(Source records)
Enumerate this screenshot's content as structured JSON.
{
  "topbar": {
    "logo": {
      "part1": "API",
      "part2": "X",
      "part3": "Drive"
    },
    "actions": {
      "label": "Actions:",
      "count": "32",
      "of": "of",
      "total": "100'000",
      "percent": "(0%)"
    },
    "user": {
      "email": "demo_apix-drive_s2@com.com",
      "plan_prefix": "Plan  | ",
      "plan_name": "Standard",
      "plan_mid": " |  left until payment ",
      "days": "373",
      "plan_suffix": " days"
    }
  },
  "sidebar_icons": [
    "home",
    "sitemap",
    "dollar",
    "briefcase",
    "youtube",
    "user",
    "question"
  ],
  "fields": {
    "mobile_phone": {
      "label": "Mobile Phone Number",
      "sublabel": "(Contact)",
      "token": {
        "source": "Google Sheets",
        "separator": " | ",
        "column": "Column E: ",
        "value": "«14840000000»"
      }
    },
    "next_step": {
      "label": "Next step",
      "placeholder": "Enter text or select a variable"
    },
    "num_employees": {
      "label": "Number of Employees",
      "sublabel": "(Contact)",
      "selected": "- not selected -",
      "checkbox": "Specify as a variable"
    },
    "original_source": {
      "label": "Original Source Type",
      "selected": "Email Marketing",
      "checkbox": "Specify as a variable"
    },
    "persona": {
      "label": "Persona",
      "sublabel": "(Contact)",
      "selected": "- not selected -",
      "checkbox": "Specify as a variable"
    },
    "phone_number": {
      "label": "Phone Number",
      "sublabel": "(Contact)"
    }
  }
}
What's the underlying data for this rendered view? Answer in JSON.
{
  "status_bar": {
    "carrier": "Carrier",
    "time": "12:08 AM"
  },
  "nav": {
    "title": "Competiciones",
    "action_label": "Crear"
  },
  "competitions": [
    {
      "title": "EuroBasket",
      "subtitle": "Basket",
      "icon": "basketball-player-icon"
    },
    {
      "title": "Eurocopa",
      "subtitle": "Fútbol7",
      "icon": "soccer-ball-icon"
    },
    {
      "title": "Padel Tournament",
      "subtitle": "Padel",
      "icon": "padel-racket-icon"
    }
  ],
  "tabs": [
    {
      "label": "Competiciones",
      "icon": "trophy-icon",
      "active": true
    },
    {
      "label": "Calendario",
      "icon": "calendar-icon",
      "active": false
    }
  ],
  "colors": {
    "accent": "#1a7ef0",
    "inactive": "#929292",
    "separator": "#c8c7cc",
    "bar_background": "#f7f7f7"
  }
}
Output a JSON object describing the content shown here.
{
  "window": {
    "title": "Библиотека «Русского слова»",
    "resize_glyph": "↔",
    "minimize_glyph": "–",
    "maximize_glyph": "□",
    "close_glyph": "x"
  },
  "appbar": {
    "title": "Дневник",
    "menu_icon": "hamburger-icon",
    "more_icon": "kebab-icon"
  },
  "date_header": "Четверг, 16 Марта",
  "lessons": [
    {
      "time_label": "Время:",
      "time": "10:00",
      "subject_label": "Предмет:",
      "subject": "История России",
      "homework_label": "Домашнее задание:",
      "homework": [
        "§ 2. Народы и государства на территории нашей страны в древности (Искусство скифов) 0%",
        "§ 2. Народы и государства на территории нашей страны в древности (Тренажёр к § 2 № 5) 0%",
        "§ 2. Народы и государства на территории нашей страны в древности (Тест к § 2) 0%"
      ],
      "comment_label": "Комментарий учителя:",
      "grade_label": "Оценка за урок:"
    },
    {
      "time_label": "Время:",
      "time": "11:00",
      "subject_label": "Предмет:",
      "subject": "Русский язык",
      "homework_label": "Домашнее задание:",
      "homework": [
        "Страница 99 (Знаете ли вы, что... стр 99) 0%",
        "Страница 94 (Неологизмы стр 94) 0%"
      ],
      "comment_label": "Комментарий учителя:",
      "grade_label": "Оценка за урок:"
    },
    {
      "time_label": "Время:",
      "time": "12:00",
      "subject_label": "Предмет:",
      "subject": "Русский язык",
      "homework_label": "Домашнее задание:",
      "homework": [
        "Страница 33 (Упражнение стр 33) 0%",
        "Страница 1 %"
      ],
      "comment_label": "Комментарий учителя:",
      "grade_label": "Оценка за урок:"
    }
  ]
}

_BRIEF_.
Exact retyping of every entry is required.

_SOLUTION FOR THIS PROBLEM_.
Enumerate this screenshot's content as structured JSON.
{
  "topbar": {
    "logo": {
      "part1": "API",
      "part2": "X",
      "part3": "Drive"
    },
    "actions": {
      "label": "Actions:",
      "count": "32",
      "of": "of",
      "total": "100'000",
      "percent": "(0%)"
    },
    "user": {
      "email": "demo_apix-drive_s2@com.com",
      "plan_prefix": "Plan  | ",
      "plan_name": "Standard",
      "plan_mid": " |  left until payment ",
      "days": "373",
      "plan_suffix": " days"
    }
  },
  "sidebar_icons": [
    "home",
    "sitemap",
    "dollar",
    "briefcase",
    "youtube",
    "user",
    "question"
  ],
  "fields": {
    "mobile_phone": {
      "label": "Mobile Phone Number",
      "sublabel": "(Contact)",
      "token": {
        "source": "Google Sheets",
        "separator": " | ",
        "column": "Column E: ",
        "value": "«14840000000»"
      }
    },
    "next_step": {
      "label": "Next step",
      "placeholder": "Enter text or select a variable"
    },
    "num_employees": {
      "label": "Number of Employees",
      "sublabel": "(Contact)",
      "selected": "- not selected -",
      "checkbox": "Specify as a variable"
    },
    "original_source": {
      "label": "Original Source Type",
      "selected": "Email Marketing",
      "checkbox": "Specify as a variable"
    },
    "persona": {
      "label": "Persona",
      "sublabel": "(Contact)",
      "selected": "- not selected -",
      "checkbox": "Specify as a variable"
    },
    "phone_number": {
      "label": "Phone Number",
      "sublabel": "(Contact)"
    }
  }
}
What's the underlying data for this rendered view? Answer in JSON.
{
  "status_bar": {
    "carrier": "Carrier",
    "time": "12:08 AM"
  },
  "nav": {
    "title": "Competiciones",
    "action_label": "Crear"
  },
  "competitions": [
    {
      "title": "EuroBasket",
      "subtitle": "Basket",
      "icon": "basketball-player-icon"
    },
    {
      "title": "Eurocopa",
      "subtitle": "Fútbol7",
      "icon": "soccer-ball-icon"
    },
    {
      "title": "Padel Tournament",
      "subtitle": "Padel",
      "icon": "padel-racket-icon"
    }
  ],
  "tabs": [
    {
      "label": "Competiciones",
      "icon": "trophy-icon",
      "active": true
    },
    {
      "label": "Calendario",
      "icon": "calendar-icon",
      "active": false
    }
  ],
  "colors": {
    "accent": "#1a7ef0",
    "inactive": "#929292",
    "separator": "#c8c7cc",
    "bar_background": "#f7f7f7"
  }
}
Output a JSON object describing the content shown here.
{
  "window": {
    "title": "Библиотека «Русского слова»",
    "resize_glyph": "↔",
    "minimize_glyph": "–",
    "maximize_glyph": "□",
    "close_glyph": "x"
  },
  "appbar": {
    "title": "Дневник",
    "menu_icon": "hamburger-icon",
    "more_icon": "kebab-icon"
  },
  "date_header": "Четверг, 16 Марта",
  "lessons": [
    {
      "time_label": "Время:",
      "time": "10:00",
      "subject_label": "Предмет:",
      "subject": "История России",
      "homework_label": "Домашнее задание:",
      "homework": [
        "§ 2. Народы и государства на территории нашей страны в древности (Искусство скифов) 0%",
        "§ 2. Народы и государства на территории нашей страны в древности (Тренажёр к § 2 № 5) 0%",
        "§ 2. Народы и государства на территории нашей страны в древности (Тест к § 2) 0%"
      ],
      "comment_label": "Комментарий учителя:",
      "grade_label": "Оценка за урок:"
    },
    {
      "time_label": "Время:",
      "time": "11:00",
      "subject_label": "Предмет:",
      "subject": "Русский язык",
      "homework_label": "Домашнее задание:",
      "homework": [
        "Страница 99 (Знаете ли вы, что... стр 99) 0%",
        "Страница 94 (Неологизмы стр 94) 0%"
      ],
      "comment_label": "Комментарий учителя:",
      "grade_label": "Оценка за урок:"
    },
    {
      "time_label": "Время:",
      "time": "12:00",
      "subject_label": "Предмет:",
      "subject": "Русский язык",
      "homework_label": "Домашнее задание:",
      "homework": [
        "Страница 33 (Упражнение стр 33) 0%",
        "Страница 1 %"
      ],
      "comment_label": "Комментарий учителя:",
      "grade_label": "Оценка за урок:"
    }
  ]
}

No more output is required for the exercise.